However, the Report failed to address Plaintiff's Takings Clause claim. As Defendant correctly points out in its Motion to Dismiss, "Defendant is not a state actor and Plaintiff does not allege a taking for public use." Therefore, Plaintiff's Takings Clause claim is dismissed with prejudice. Additionally, the Report did not address the remaining "remedies" sought by Plaintiff, including various payment demands from Defendant. See ECF No. 1 at 5. Therefore, to the extent these remedies can be construed as additional claims (as opposed to damages for the breach of contract claim outlined above), Defendant's Motion to Dismiss is granted without prejudice. Notably, Plaintiff's Response in Opposition and Supplement to his Response in Opposition also raise a number of factual allegations that may very well form the basis for additional causes of action. However, such allegations are extrinsic to the four corners of the Complaint. Therefore, the Court grants Plaintiff thirty days to file an amended complaint in order to cure any pleading deficiencies related to these remedies.
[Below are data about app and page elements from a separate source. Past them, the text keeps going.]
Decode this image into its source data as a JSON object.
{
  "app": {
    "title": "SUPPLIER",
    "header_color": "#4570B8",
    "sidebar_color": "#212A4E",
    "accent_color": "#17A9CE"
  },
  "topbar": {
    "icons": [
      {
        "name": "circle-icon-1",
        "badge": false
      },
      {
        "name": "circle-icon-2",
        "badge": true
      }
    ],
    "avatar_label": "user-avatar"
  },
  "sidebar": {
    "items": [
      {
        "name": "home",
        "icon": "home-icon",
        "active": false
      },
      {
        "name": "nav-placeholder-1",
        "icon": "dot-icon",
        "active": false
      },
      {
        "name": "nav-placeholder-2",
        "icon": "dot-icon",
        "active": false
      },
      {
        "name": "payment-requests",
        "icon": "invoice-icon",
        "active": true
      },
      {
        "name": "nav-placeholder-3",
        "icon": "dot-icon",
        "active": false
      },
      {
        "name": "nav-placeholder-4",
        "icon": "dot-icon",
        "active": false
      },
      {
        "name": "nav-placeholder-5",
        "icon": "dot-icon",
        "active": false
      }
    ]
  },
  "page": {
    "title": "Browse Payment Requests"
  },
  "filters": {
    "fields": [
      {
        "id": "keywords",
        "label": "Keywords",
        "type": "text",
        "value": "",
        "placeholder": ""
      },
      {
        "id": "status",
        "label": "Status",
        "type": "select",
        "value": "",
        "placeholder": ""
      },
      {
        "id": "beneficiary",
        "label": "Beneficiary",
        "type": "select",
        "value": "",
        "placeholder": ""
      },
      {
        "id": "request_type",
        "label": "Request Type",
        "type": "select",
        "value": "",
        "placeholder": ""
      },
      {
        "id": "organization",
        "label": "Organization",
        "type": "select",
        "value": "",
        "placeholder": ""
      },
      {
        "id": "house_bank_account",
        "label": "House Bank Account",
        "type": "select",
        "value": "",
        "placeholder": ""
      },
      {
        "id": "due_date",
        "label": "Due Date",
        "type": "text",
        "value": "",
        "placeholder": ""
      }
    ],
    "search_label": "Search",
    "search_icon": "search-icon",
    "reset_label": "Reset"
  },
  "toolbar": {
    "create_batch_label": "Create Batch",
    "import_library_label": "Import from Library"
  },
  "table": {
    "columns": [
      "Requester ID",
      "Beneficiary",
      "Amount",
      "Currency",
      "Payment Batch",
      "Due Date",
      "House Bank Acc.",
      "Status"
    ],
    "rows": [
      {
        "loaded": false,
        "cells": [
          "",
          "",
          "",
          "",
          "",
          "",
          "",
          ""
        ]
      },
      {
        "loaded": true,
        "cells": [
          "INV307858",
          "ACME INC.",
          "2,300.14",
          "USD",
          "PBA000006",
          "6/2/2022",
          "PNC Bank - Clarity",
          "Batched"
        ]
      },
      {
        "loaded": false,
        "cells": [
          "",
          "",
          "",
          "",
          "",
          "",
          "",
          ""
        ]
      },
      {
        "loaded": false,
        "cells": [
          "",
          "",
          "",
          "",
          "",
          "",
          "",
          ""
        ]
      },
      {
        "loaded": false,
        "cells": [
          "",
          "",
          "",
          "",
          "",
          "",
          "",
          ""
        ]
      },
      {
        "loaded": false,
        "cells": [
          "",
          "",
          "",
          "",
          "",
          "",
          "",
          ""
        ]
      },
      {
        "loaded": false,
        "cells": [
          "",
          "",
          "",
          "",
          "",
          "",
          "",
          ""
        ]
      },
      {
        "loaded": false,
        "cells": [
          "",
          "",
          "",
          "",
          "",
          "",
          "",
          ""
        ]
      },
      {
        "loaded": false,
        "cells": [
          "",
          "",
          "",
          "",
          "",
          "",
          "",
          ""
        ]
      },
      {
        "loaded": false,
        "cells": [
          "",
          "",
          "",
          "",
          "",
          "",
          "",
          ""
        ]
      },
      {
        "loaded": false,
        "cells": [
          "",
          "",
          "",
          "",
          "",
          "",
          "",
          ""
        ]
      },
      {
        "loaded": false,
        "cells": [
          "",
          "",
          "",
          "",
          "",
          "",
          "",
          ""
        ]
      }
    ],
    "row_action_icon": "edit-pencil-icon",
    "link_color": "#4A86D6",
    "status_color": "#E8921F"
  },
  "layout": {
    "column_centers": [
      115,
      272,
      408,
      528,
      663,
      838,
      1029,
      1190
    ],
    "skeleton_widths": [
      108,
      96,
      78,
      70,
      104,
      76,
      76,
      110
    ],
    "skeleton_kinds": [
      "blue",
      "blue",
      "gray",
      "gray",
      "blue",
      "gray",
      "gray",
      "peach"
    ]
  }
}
Defendant did not object to the Report's recommendation that the Court find that venue in the District of South Carolina is appropriate; therefore, the Court reviews this recommendation for clear error. Diamond, 416 F.3d at 315. The Court agrees with the Magistrate Judge "that Plaintiff's allegations that Defendant towed his vehicle to a South Carolina dealership, ordered repairs, and is still holding the vehicle there in breach of the vehicle repair agreement constitutes a substantial part of the events giving rise to his breach of contract claim such that venue is proper under [28 U.S.C.] § 1391(b)(2)." ECF No. 38 at 7 (citations omitted). Furthermore, the Magistrate Judge appropriately considered evidence outside of the four-corners of the Complaint in making this recommendation. See Sucampo Pharms., Inc., 471 F.3d at 549-50 (noting that the Court may "freely consider evidence outside the pleadings" when ruling on a Rule 12(b)(3) motion). Indeed, Plaintiff's response in opposition and supplement to his response in opposition are replete with factual allegations and documentary support that the sequence of events underlying his claims occurred in the District of South Carolina.
Additionally, Plaintiff alleges that Defendant is still retaining his vehicle in the District of South Carolina, which satisfies the property subdivision of 28 U.S.C. § 1391(b)(2). See ECF No. 1 at 3, 5. --------
Accordingly, the Court ADOPTS IN PART the Report, and Defendant's Motion to Dismiss, ECF No. 19, is GRANTED IN PART and DENIED IN PART as set out above. Furthermore, Plaintiff is given thirty days to amend his Complaint as set out above. This matter is recommitted to the Magistrate Judge for further proceedings.
IT IS SO ORDERED.
s/ Donald C. Coggins, Jr.
United States District Judge September 12, 2018
Spartanburg, South Carolina